Can haploid daughter cells divide again

Cell division

When cells divide, both daughter cells should contain exactly the same genetic information as the mother cell. In order for this to work, the chromosomes must first be doubled.

We have seen that only certain bases can pair with each other in a double strand of DNA. Even if only one strand of DNA is known, this tells us what the opposite strand should look like. It is precisely this fact that is important in the duplication (replication) of the DNA. It begins with the separation of the double strand into two individual strands.

Now enzymes can attach exactly the right bases and thus create two new double strands. Whenever the enzymes recognize adenine, they add thymine on the opposite side. With cytosine, on the other hand, guanine is built in, and so on. The two strands of DNA that are created in this way are called sister chromatids. Actually, they are even "Siaemesian twin chromatids" because they are like one egg to another and are even connected to one another at the centromere. The phase of the cell cycle when DNA is duplicated becomes Interphase Mitosis - make two out of one


Mitosis - make two out of one
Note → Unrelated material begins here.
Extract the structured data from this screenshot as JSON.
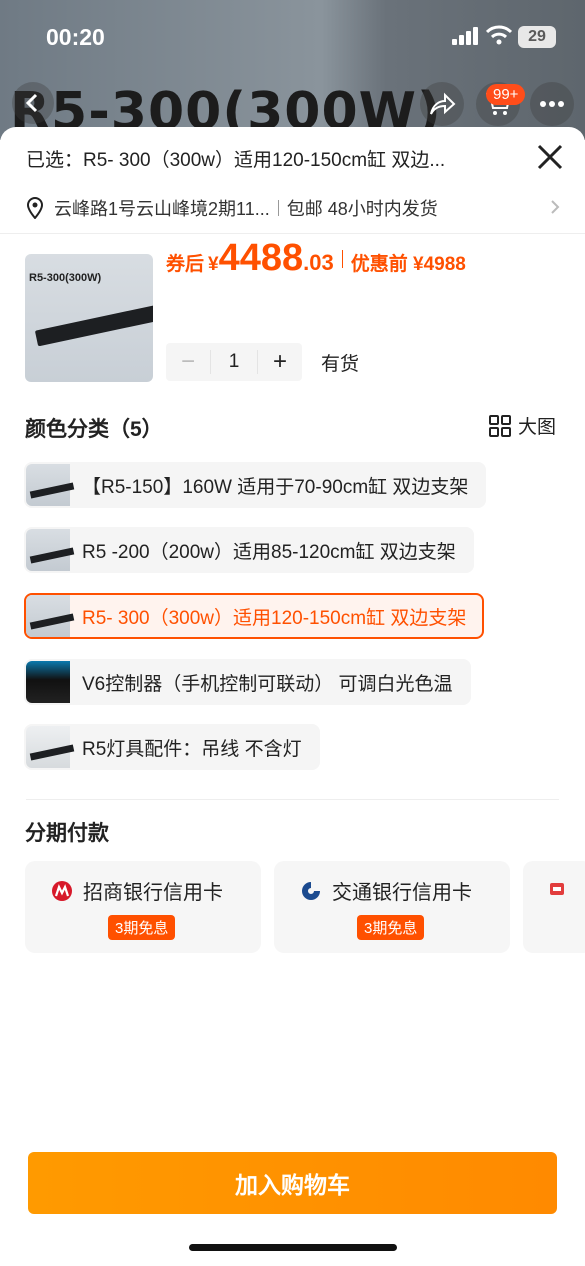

Mitosis, the actual division of the nucleus, follows the interphase. So that the long DNA threads do not break, they are first condensed (compressed). The chromosomes can then be seen under the microscope as x-shaped structures. The center of the X is the centromere. Next, the chromosomes accumulate in the equatorial plane, i.e. in the middle of the cell nucleus. Long thin threads, called spindle fibers, attack the centromeres and tear the sister chromatids apart. One chromatid from each chromosome is drawn to one of the cell poles. There the chromosomes are decondensed (unpacked) again and a new nuclear membrane is formed. The cell then divides.


Meiosis - a special type of cell division

In the case of sexual reproduction, the parents pass on genetic information (chromosomes) to their children. So that the number of chromosomes does not double with each new generation, germ cells are formed that only have half the chromosome set. Most organisms are diploid and their germ cells are therefore haploid. The process of germ cell formation is called meiosis.

In meiosis, the condensed chromosomes arrange themselves in pairs in the equatorial plane. One paternal and one maternal chromosome are next to each other. As in mitosis, spindle fibers attack the centromeres. Instead of individual chromatids, whole chromosomes are drawn to the two cell poles. Cell division then takes place as described above.

Only after the first division are the chromosomes broken down into their two sister chromatids and the cells divide again. Four haploid germ cells have developed from one diploid cell, the genetic information of which happens to be composed of maternal and paternal components.